IRVING, Texas — On Monday, at the NFL owners’ meetings in Orlando, the Dallas Cowboys received three compensatory picks, all in the seventh round. These three additional picks give the Cowboys eleven draft picks in May, the franchise’s most since the draft went to seven rounds in 1994. It also gives the front office a lot of options. Here is a list of the Cowboys’ draft picks:
First round: 16th
Second round: 47th
Third round: 78th
Fourth round: 119th
Fifth round: 158th
Seventh round: 229th, 231st, 238th, 248th*, 251st*, 254th*
While it’s worth mentioning that compensatory picks cannot be traded, the Cowboys could use their regular seventh rounders sort of as the condiments needed to complete a trade to move up in the 2014 draft to take someone high on their board.
The Cowboys could also bundle their picks and trade into the future. It is a system the New England Patriots have put into place during the last decade. Dallas also had this luxury during the 2007 draft when they sent their first round pick to Cleveland for a 2008 first round selection. In the 2008 draft, Dallas had two first round selections to work with.
Given the trade value of the Cowboys’ picks, the likelihood that they are able to make any deals in this draft or the next are pretty slim. The reality is, the Cowboys will use all eleven of their draft picks in this year’s draft.
What kind of value can be had in the seventh round?
Going back to 2005, NFL teams have found gems like Stevie Johnson, Captain Munnerlyn, Fred Evans, and Jay Ratliff in the seventh round. Mind you, these are allegedly bad franchises that don’t know how to draft like Buffalo, Carolina, Miami, and even Dallas finding such value in the draft’s final round. In last year’s draft, the Seattle Seahawks found a seventh rounder in Michael Bowie, who started for them at right tackle. The San Francisco 49ers also drafted cornerback Marcus Cooper, who after being cut by the 49ers and then signed by the Kansas City Chiefs, forced a fumble, intercepted three passes, and returned one of them for a touchdown.

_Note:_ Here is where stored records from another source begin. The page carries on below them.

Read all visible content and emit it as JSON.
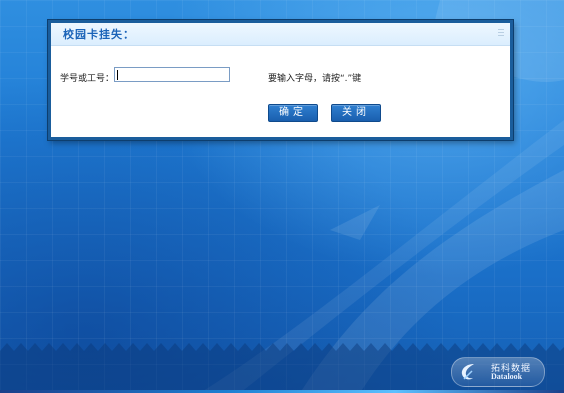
{
  "dialog": {
    "title": "校园卡挂失：",
    "id_label": "学号或工号：",
    "id_value": "",
    "hint": "要输入字母，请按“.”键",
    "ok_label": "确定",
    "close_label": "关闭"
  },
  "logo": {
    "name_cn": "拓科数据",
    "name_en": "Datalook"
  },
  "colors": {
    "background": "#1f7bd4",
    "dialog_border": "#1a5d9c",
    "title": "#1a63b8",
    "button": "#1a5fae"
  }
}
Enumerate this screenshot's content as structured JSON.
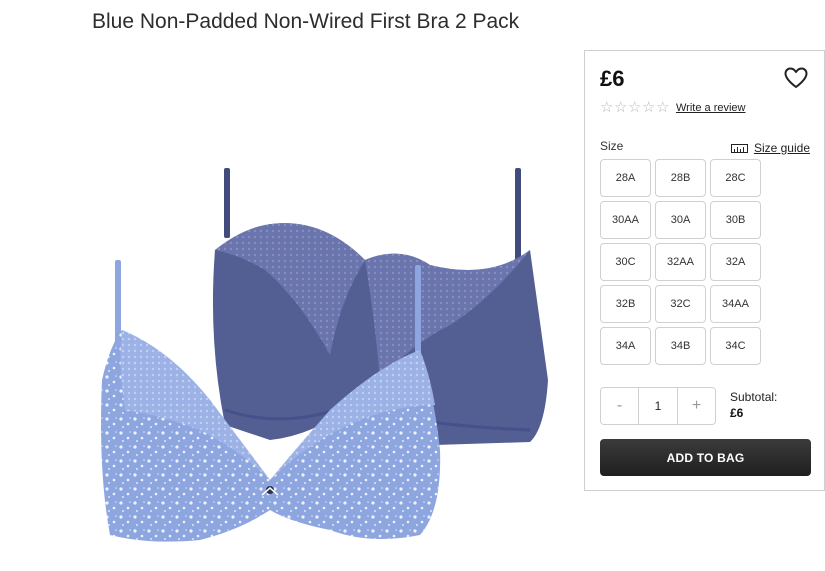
{
  "product": {
    "title": "Blue Non-Padded Non-Wired First Bra 2 Pack",
    "image_alt_icon": "product-photo-bra-2-pack",
    "colors": {
      "navy": "#535e92",
      "navy_dark": "#3e4878",
      "light_blue": "#8ea6df",
      "lace": "#6e78b0"
    }
  },
  "purchase_panel": {
    "price": "£6",
    "wishlist_icon": "heart-outline-icon",
    "rating": {
      "stars_filled": 0,
      "stars_total": 5
    },
    "review_link": "Write a review",
    "size_label": "Size",
    "size_guide_label": "Size guide",
    "sizes": [
      "28A",
      "28B",
      "28C",
      "30AA",
      "30A",
      "30B",
      "30C",
      "32AA",
      "32A",
      "32B",
      "32C",
      "34AA",
      "34A",
      "34B",
      "34C"
    ],
    "quantity": {
      "minus": "-",
      "value": "1",
      "plus": "+"
    },
    "subtotal_label": "Subtotal:",
    "subtotal_value": "£6",
    "add_to_bag_label": "ADD TO BAG",
    "button_color": "#2a2a2a"
  }
}
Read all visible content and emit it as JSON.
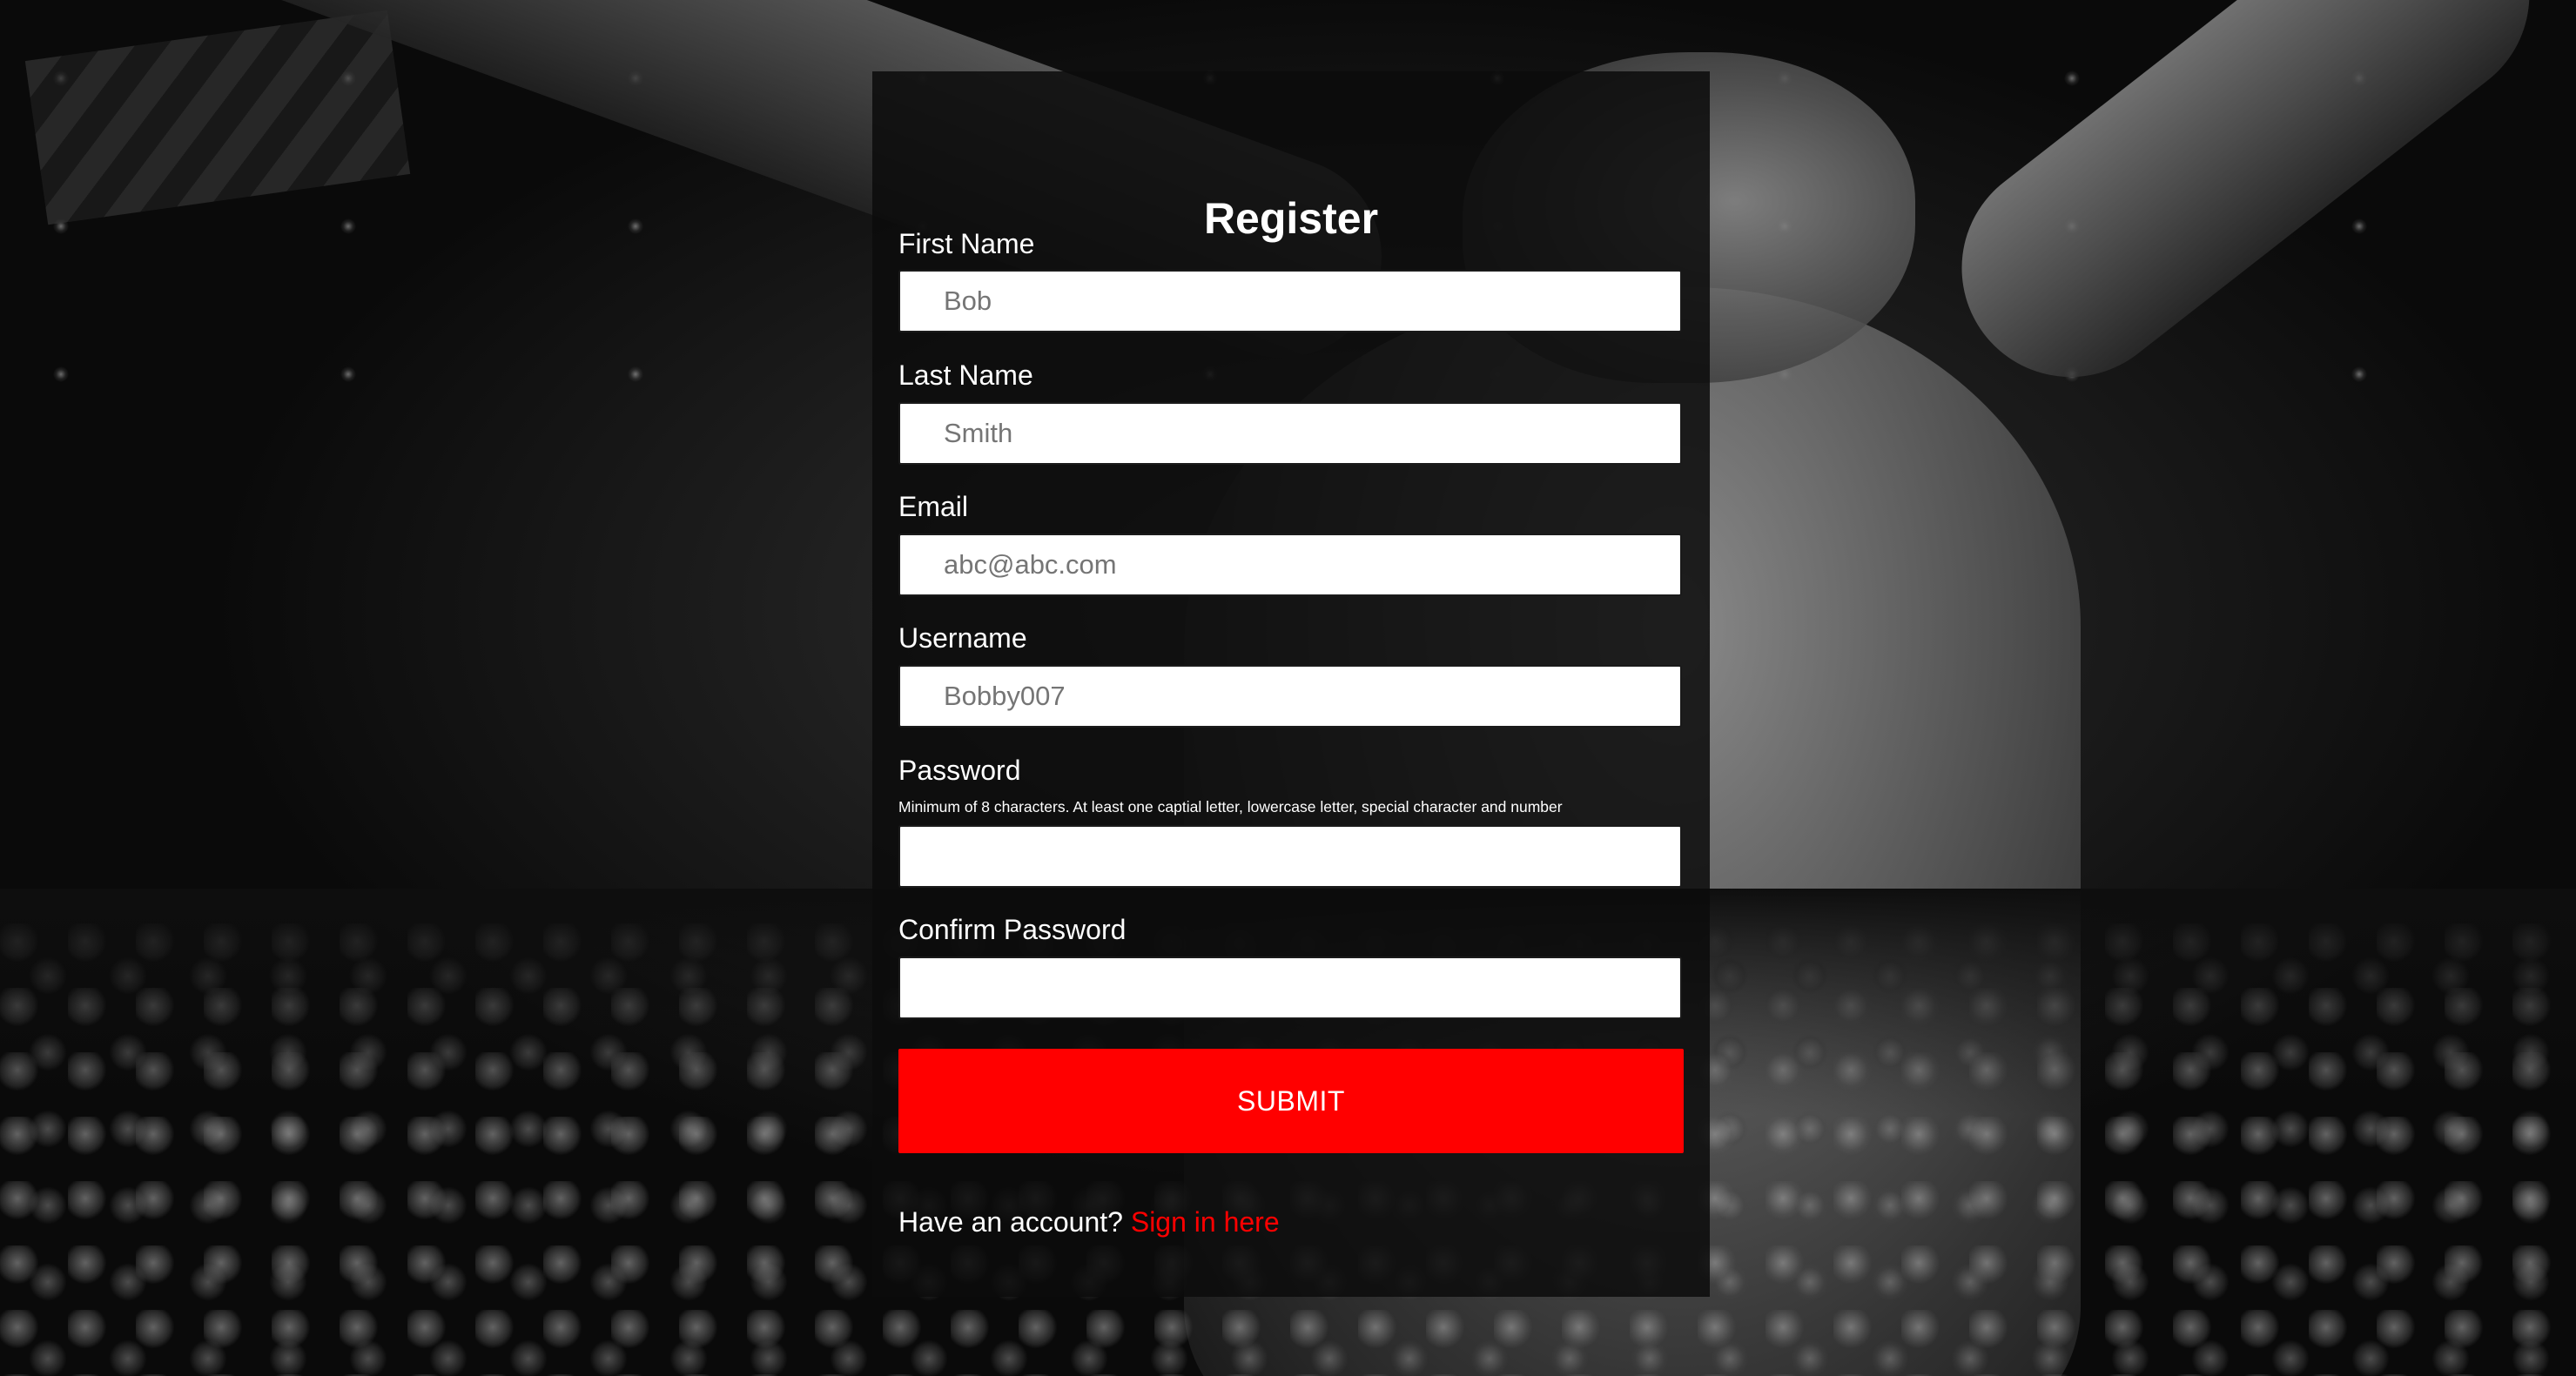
{
  "form": {
    "title": "Register",
    "fields": [
      {
        "label": "First Name",
        "placeholder": "Bob",
        "type": "text"
      },
      {
        "label": "Last Name",
        "placeholder": "Smith",
        "type": "text"
      },
      {
        "label": "Email",
        "placeholder": "abc@abc.com",
        "type": "email"
      },
      {
        "label": "Username",
        "placeholder": "Bobby007",
        "type": "text"
      },
      {
        "label": "Password",
        "hint": "Minimum of 8 characters. At least one captial letter, lowercase letter, special character and number",
        "placeholder": "",
        "type": "password"
      },
      {
        "label": "Confirm Password",
        "placeholder": "",
        "type": "password"
      }
    ],
    "submit_label": "SUBMIT",
    "footer": {
      "prompt": "Have an account?",
      "link_label": "Sign in here"
    }
  },
  "colors": {
    "accent": "#ff0000",
    "panel_background": "#0c0c0c",
    "input_background": "#ffffff",
    "text": "#ffffff"
  }
}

Therein lies the problem with taking so many picks: if they don’t make the cut, they could make an impact elsewhere.
Nonetheless, stacking the roster with eleven “right kind of guys” who are in their early twenties is in keeping with the club’s current philosophy. It’s one short of a dozen, but if Will McClay plays it perfectly, it could be enough to have a bright future.